The question was asked before branding, “Peg, do you think I can pull the rope?”
He had pulled the rope at the sweep pen for years. He knew the answer before he asked, but he asked anyway.
I said, “Dad, I know you can’t pull it for all the cows, but for a few you will do great. You get out here and we will give it a go.”
We were down to the wire on the cows. To be exact, there were three left and still no dad. I finally saw him driving slowly down the hill.
As he approached, our crew came to a standstill. He drove his car through the calving lot, parked and with great difficulty got out. He made his way to the rope, not an easy task at 93. Tears were streaming down his face as well as mine.
He pulled that old rope, and in those cows came, calm as could be one at a time.
Dad’s tears weren’t tears of sadness for what he was no longer able to do, but tears of thankfulness that he was able to pull the rope for three cows. His last remark as he left the corral, “There, I worked, now I can eat!”

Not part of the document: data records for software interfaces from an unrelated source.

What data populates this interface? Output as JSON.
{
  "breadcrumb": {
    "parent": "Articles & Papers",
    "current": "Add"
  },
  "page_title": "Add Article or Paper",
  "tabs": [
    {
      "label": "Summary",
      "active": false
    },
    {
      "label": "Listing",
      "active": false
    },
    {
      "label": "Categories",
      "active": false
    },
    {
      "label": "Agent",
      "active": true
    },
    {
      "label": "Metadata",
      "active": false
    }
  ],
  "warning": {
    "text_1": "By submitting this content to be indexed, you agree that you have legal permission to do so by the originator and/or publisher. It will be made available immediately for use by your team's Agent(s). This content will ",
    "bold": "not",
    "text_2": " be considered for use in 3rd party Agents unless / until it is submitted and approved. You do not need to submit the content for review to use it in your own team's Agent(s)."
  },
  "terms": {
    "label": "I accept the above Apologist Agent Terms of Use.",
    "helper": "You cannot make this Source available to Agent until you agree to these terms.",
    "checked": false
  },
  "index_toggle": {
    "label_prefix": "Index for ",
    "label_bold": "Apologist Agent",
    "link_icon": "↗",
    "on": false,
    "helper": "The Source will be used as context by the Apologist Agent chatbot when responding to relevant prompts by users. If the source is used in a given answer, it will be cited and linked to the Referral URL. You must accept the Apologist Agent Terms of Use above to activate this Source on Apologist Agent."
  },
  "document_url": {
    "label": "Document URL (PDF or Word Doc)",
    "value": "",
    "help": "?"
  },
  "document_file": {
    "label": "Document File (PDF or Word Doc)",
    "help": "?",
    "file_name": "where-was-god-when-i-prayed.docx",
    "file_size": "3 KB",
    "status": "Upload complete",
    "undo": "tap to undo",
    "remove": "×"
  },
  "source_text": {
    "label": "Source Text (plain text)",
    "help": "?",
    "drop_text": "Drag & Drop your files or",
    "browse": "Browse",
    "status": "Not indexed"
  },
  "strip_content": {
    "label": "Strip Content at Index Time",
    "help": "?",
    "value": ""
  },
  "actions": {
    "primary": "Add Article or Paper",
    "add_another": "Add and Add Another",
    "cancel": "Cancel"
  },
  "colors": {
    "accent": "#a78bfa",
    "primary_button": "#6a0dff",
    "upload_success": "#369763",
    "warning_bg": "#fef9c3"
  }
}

My dad loved to work and to feel productive, and that day, those three cows were just what he needed.
It was the last time my dad would pull the rope. At the age of 95 my dad changed his address from earth to heaven, a day he had longed for. He was such a diamond in my life. My dad passed on his love of birds and all critters. He made sure we knew God came first. He was known for being patriotic to the core, as a WWII B26 pilot, he fought for you and for me. He loved Jesus, my mother, his family, his country, his friends, and he loved to work.
The lessons he taught me are ones that will never be forgotten. I, an imperfect kid, who had an imperfect, perfect-for-me dad, am grateful. Grateful for the time I had and for the diamonds that glow as bright as the day he shared them.
Missed you this Father’s Day, dad.
Proverbs 23:22: “Listen to your father, who gave you life and do not despise your mother when she is old.”